**Assignment**
The entries are to be written out word for word, with their images left out.

Items listed in a dataset
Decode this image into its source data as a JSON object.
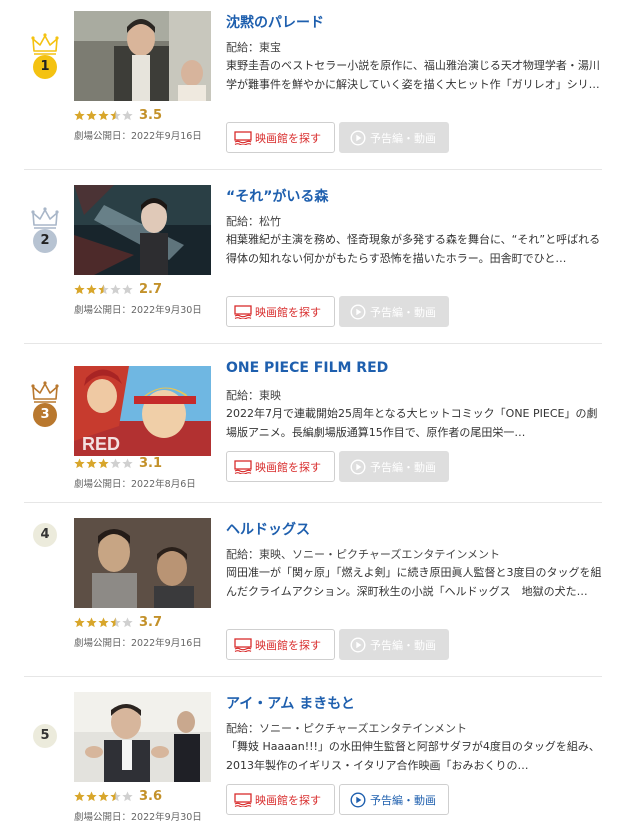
{
  "labels": {
    "find_theater": "映画館を探す",
    "trailer": "予告編・動画"
  },
  "colors": {
    "title_link": "#1e5fae",
    "rating": "#c3912a",
    "theater_button_text": "#d82c2c",
    "rank_gold": "#f4c211",
    "rank_silver": "#b7c3d2",
    "rank_bronze": "#b9782e",
    "rank_plain": "#ecebdc"
  },
  "items": [
    {
      "rank": "1",
      "medal": "gold",
      "title": "沈黙のパレード",
      "distributor": "配給：東宝",
      "synopsis": "東野圭吾のベストセラー小説を原作に、福山雅治演じる天才物理学者・湯川学が難事件を鮮やかに解決していく姿を描く大ヒット作「ガリレオ」シリ…",
      "rating": "3.5",
      "rating_score": 3.5,
      "release_date": "劇場公開日：2022年9月16日",
      "trailer_available": false
    },
    {
      "rank": "2",
      "medal": "silver",
      "title": "“それ”がいる森",
      "distributor": "配給：松竹",
      "synopsis": "相葉雅紀が主演を務め、怪奇現象が多発する森を舞台に、“それ”と呼ばれる得体の知れない何かがもたらす恐怖を描いたホラー。田舎町でひと…",
      "rating": "2.7",
      "rating_score": 2.7,
      "release_date": "劇場公開日：2022年9月30日",
      "trailer_available": false
    },
    {
      "rank": "3",
      "medal": "bronze",
      "title": "ONE PIECE FILM RED",
      "distributor": "配給：東映",
      "synopsis": "2022年7月で連載開始25周年となる大ヒットコミック「ONE PIECE」の劇場版アニメ。長編劇場版通算15作目で、原作者の尾田栄一…",
      "rating": "3.1",
      "rating_score": 3.1,
      "release_date": "劇場公開日：2022年8月6日",
      "trailer_available": false
    },
    {
      "rank": "4",
      "medal": "plain",
      "title": "ヘルドッグス",
      "distributor": "配給：東映、ソニー・ピクチャーズエンタテインメント",
      "synopsis": "岡田准一が「関ヶ原」「燃えよ剣」に続き原田眞人監督と3度目のタッグを組んだクライムアクション。深町秋生の小説「ヘルドッグス　地獄の犬た…",
      "rating": "3.7",
      "rating_score": 3.7,
      "release_date": "劇場公開日：2022年9月16日",
      "trailer_available": false
    },
    {
      "rank": "5",
      "medal": "plain",
      "title": "アイ・アム まきもと",
      "distributor": "配給：ソニー・ピクチャーズエンタテインメント",
      "synopsis": "「舞妓 Haaaan!!!」の水田伸生監督と阿部サダヲが4度目のタッグを組み、2013年製作のイギリス・イタリア合作映画「おみおくりの…",
      "rating": "3.6",
      "rating_score": 3.6,
      "release_date": "劇場公開日：2022年9月30日",
      "trailer_available": true
    }
  ]
}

**Written response**
Decode this image into its source data as a JSON object.
{
  "labels": {
    "find_theater": "映画館を探す",
    "trailer": "予告編・動画"
  },
  "colors": {
    "title_link": "#1e5fae",
    "rating": "#c3912a",
    "theater_button_text": "#d82c2c",
    "rank_gold": "#f4c211",
    "rank_silver": "#b7c3d2",
    "rank_bronze": "#b9782e",
    "rank_plain": "#ecebdc"
  },
  "items": [
    {
      "rank": "1",
      "medal": "gold",
      "title": "沈黙のパレード",
      "distributor": "配給：東宝",
      "synopsis": "東野圭吾のベストセラー小説を原作に、福山雅治演じる天才物理学者・湯川学が難事件を鮮やかに解決していく姿を描く大ヒット作「ガリレオ」シリ…",
      "rating": "3.5",
      "rating_score": 3.5,
      "release_date": "劇場公開日：2022年9月16日",
      "trailer_available": false
    },
    {
      "rank": "2",
      "medal": "silver",
      "title": "“それ”がいる森",
      "distributor": "配給：松竹",
      "synopsis": "相葉雅紀が主演を務め、怪奇現象が多発する森を舞台に、“それ”と呼ばれる得体の知れない何かがもたらす恐怖を描いたホラー。田舎町でひと…",
      "rating": "2.7",
      "rating_score": 2.7,
      "release_date": "劇場公開日：2022年9月30日",
      "trailer_available": false
    },
    {
      "rank": "3",
      "medal": "bronze",
      "title": "ONE PIECE FILM RED",
      "distributor": "配給：東映",
      "synopsis": "2022年7月で連載開始25周年となる大ヒットコミック「ONE PIECE」の劇場版アニメ。長編劇場版通算15作目で、原作者の尾田栄一…",
      "rating": "3.1",
      "rating_score": 3.1,
      "release_date": "劇場公開日：2022年8月6日",
      "trailer_available": false
    },
    {
      "rank": "4",
      "medal": "plain",
      "title": "ヘルドッグス",
      "distributor": "配給：東映、ソニー・ピクチャーズエンタテインメント",
      "synopsis": "岡田准一が「関ヶ原」「燃えよ剣」に続き原田眞人監督と3度目のタッグを組んだクライムアクション。深町秋生の小説「ヘルドッグス　地獄の犬た…",
      "rating": "3.7",
      "rating_score": 3.7,
      "release_date": "劇場公開日：2022年9月16日",
      "trailer_available": false
    },
    {
      "rank": "5",
      "medal": "plain",
      "title": "アイ・アム まきもと",
      "distributor": "配給：ソニー・ピクチャーズエンタテインメント",
      "synopsis": "「舞妓 Haaaan!!!」の水田伸生監督と阿部サダヲが4度目のタッグを組み、2013年製作のイギリス・イタリア合作映画「おみおくりの…",
      "rating": "3.6",
      "rating_score": 3.6,
      "release_date": "劇場公開日：2022年9月30日",
      "trailer_available": true
    }
  ]
}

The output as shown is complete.